▸ **AIM OF THE EXERCISE**: Go through the entries, filter for the word "label", and copy every line that has it.

*** Opening of RECORDS FOR THIS TASK ***

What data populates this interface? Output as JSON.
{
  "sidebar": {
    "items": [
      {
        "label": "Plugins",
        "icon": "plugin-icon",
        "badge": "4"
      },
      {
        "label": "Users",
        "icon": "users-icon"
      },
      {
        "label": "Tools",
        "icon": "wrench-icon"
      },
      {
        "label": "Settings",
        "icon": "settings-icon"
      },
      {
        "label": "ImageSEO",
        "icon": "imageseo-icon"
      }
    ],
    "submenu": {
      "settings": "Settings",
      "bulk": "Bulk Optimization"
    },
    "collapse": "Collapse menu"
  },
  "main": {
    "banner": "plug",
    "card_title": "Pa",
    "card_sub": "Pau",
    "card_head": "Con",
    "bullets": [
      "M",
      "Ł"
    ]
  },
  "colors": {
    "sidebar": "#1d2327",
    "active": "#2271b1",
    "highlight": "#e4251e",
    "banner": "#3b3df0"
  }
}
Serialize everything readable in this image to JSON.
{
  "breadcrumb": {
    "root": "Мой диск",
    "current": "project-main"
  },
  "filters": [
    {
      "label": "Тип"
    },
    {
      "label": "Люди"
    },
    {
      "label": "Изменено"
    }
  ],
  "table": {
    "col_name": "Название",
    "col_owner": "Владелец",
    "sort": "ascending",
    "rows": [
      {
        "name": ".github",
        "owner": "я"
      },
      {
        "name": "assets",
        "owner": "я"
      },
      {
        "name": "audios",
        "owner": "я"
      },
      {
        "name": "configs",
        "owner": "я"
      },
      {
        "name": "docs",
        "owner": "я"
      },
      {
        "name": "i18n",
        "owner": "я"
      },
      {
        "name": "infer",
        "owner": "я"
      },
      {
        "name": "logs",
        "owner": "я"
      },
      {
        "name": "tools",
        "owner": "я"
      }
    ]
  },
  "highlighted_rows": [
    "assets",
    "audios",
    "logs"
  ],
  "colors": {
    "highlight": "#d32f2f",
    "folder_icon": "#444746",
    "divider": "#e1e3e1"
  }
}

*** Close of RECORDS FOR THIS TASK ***

▸ **WRITTEN RESPONSE**:
        "label": "Plugins",
        "label": "Users",
        "label": "Tools",
        "label": "Settings",
        "label": "ImageSEO",
      "label": "Тип"
      "label": "Люди"
      "label": "Изменено"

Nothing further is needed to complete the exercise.